Aim of the task:
Count the lines below that contain the word "this" and give only the number.

Web page and app entries
%%
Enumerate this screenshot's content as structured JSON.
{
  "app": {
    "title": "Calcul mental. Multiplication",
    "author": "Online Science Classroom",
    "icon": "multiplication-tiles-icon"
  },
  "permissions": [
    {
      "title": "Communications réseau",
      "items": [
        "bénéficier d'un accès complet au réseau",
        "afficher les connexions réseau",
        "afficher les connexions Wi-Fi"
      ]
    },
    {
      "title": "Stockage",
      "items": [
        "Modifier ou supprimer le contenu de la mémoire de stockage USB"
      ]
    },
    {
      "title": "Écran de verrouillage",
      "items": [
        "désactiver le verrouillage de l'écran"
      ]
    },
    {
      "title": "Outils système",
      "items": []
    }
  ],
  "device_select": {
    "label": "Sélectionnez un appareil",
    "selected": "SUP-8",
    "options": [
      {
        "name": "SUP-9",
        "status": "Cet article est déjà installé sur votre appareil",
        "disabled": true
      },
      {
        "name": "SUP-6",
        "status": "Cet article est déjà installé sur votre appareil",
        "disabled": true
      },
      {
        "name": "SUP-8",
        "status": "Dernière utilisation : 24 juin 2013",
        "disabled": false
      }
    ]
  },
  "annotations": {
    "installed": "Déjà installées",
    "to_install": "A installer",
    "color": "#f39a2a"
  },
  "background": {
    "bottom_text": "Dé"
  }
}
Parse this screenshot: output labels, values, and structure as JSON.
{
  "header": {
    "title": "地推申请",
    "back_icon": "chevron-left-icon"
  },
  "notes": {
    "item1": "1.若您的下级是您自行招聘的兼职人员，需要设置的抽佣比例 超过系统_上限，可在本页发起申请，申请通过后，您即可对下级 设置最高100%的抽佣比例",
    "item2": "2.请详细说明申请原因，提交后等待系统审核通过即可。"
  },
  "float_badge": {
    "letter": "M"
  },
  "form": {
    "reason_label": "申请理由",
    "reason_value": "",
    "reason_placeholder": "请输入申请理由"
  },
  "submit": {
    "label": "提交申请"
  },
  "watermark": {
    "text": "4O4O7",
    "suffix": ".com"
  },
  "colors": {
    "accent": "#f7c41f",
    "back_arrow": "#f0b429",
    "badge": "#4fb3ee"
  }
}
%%
Written response:
2